Tuesday, October 15, 2013

LIBERIAN WARLORD, CHARLES TAYLOR SECRETLY SENT TO UK JAIL WHERE HE WILL SPEND THE REST OF HIS LIFE


Liberian ex-warlord Charles Taylor was on Tuesday transferred under tight security from The Hague to a British prison where the convicted war criminal is likely to spend the rest of his life.

Britain made a deal to take Taylor long before he lost his appeal against a 50-year sentence for war crimes and crimes against humanity before the UN’s Special Court for Sierra Leone (SCSL) in The Hague last week.
“Charles Ghankay Taylor… was transferred today from the Netherlands and the custody of the Special Court to the United Kingdom, where he will serve the remainder of his 50-year sentence,” the SCSL’s Freetown office said in a statement after the transfer was completed.
London said last week that Taylor would serve the rest of his sentence in a British jail, according to the confidential deal made in 2007 shortly after Taylor’s arrest.

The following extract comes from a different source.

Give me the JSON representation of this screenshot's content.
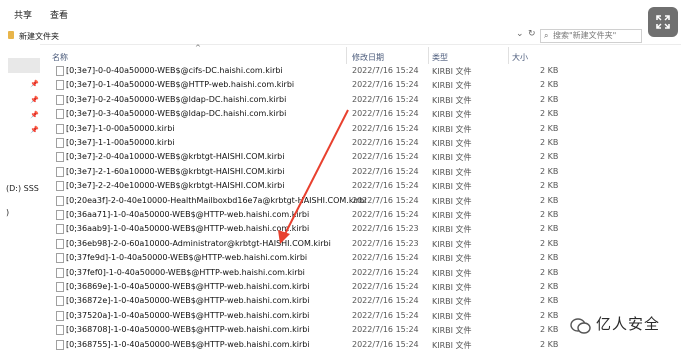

His historic sentence on 11 counts of war crimes and crimes against humanity was the first handed down by an international court against a former head of state since the Nazi trials at Nuremberg in 1946.
Charles G. Taylor with NPFL fighters during attack on Monrovia in
1990
Taylor had asked to serve his sentence in a Rwandan prison rather than in Britain in order to be closer to his family, and Kigali had said on Tuesday that it was ready to consider the request.

The court said however that no other country had offered or accepted to enforce the remainder of Taylor’s sentence.

The former president, 65, is likely to die behind bars after the UN-backed SCSL last month upheld his sentence for arming rebels during Sierra Leone’s brutal civil war during the 1990s.

As Liberia’s president from 1997 to 2003, Taylor supplied guns and ammunition to rebels in neighbouring Sierra Leone in a conflict notorious for its mutilations, drugged child soldiers and sex slaves, judges said.

Taylor was found guilty of supporting the rebels during a civil war that claimed 120,000 lives between 1991 and 2002, in exchange for “blood diamonds” mined by slave labour.

However the man who started a violent rebellion in Liberia in 1989, and was among the first to force children to carry guns, has never been prosecuted for atrocities committed in his own country.
Charles G. Taylor with NPFL fighters during attack on Monrovia in 1990
In 2003 he was forced to quit Liberia under international pressure which brought an end to a second brutal civil war in his home country.

Arrested in Nigeria, he was transferred to The Hague in mid-2006 where his case was moved for fear of stirring up divisions at home where he is still popular.

A number of headline-grabbing witnesses took the stand during Taylor’s trial including actress Mia Farrow and former supermodel Naomi Campbell, who told of a gift of “dirty” diamonds she received from him in 1997 after a charity ball hosted by then South African president Nelson Mandela.